Not quite in focus longhorn beetle. My best insect shot of the day, unfortunately.
Still, it was a great day. The hike begins in a palm oasis, then veers off into the desert for a while. The desert was in late spring glory this week. Most of the brittlebrush and other flowering plants have gone by in the lowest, hottest spots. But in the canyons and at slightly higher elevation, the spring bloom is still very much on. I was surprised to see such a large diversity of bloom being put forth by various members of the borage family.
Beautiful blue legume
Palms at the entrance to Murray Canyon
Eventually, the trail winds into Murray Canyon. We saw lots of wildlife and blooming plants. I also had a great butterfly sighting. For years now, I have wanted to see the California dogface butterfly. It’s a sulphur that gets its name from markings on the forewing that resemble the profile of a dog’s head. There were scores of them flying in Murray Canyon. They don’t sit still for photos- I did manage to get one blurry shot of a mating pair. That was more or less the story of the day from a photographic standpoint. At least I got two nice pictures of lizards.
Not yellow leaves, but a mating pair of California dogface butterflies.
Lizard under the palms
For me, this picture epitomizes the Colorado Desert of southern California. The palms and lush growth along the watercourse contrast with the stark, arid hills.

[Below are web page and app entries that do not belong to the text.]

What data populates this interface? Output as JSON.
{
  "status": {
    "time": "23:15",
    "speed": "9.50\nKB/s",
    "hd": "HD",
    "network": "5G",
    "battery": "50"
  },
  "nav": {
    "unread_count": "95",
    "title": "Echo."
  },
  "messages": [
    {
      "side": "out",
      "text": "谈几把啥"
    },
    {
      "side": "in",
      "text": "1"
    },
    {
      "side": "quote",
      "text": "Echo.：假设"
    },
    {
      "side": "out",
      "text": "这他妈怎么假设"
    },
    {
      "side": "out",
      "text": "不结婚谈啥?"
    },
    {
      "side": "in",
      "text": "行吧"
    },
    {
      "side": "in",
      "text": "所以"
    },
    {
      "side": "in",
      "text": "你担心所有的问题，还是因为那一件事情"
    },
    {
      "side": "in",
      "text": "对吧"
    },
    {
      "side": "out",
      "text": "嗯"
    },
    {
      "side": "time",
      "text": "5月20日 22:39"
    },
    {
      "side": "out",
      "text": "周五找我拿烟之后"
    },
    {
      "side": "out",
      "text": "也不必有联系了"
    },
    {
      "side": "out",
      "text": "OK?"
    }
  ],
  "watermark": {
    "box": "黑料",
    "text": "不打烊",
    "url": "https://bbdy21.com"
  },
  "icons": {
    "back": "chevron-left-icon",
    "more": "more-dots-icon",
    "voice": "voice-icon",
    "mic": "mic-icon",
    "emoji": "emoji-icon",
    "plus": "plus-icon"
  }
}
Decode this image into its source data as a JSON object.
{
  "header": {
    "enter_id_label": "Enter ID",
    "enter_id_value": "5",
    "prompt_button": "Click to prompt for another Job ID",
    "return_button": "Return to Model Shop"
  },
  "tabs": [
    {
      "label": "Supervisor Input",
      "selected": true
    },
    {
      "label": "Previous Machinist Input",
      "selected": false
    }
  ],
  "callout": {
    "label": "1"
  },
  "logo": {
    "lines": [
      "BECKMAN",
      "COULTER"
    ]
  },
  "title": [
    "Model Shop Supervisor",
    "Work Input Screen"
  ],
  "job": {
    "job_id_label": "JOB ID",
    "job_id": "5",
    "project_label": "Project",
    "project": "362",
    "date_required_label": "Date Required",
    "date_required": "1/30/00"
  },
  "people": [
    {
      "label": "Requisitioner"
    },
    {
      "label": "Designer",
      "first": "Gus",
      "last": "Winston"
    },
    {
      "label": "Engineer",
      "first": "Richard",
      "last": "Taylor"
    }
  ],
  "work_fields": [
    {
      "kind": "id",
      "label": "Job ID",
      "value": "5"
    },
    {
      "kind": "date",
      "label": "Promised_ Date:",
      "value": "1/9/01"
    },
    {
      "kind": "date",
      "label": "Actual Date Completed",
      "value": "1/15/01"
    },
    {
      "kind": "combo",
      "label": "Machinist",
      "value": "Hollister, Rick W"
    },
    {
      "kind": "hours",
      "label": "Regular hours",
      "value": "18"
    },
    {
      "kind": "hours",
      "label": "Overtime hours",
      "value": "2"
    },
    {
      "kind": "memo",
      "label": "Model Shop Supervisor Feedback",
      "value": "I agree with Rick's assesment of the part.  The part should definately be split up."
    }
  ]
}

The hike ends up canyon at a series of small waterfalls called the Seven Sisters. There was quite a bit of water in the canyon, which made the waterfalls particularly enjoyable. On our hike out, we encountered a horned lizard that had climbed up into a small shrub where it was eating ants. Don’t even ask about a photo. And as for the butterfly that I wanted to collect for a DNA sample? In the entire long weekend, I may have gotten a fleeting glimpse of one individual. Feeling an odd combination of satisfaction and disappointment, we concluded the hike with the obvious: a stop at the trading post for sodas and Carnation ice cream sandwiches. These we enjoyed in the outdoor seating area overlooking Indian Palm Canyon.
The Seven Sisters
Ice cream and a beautiful view of Indian Palm Canyon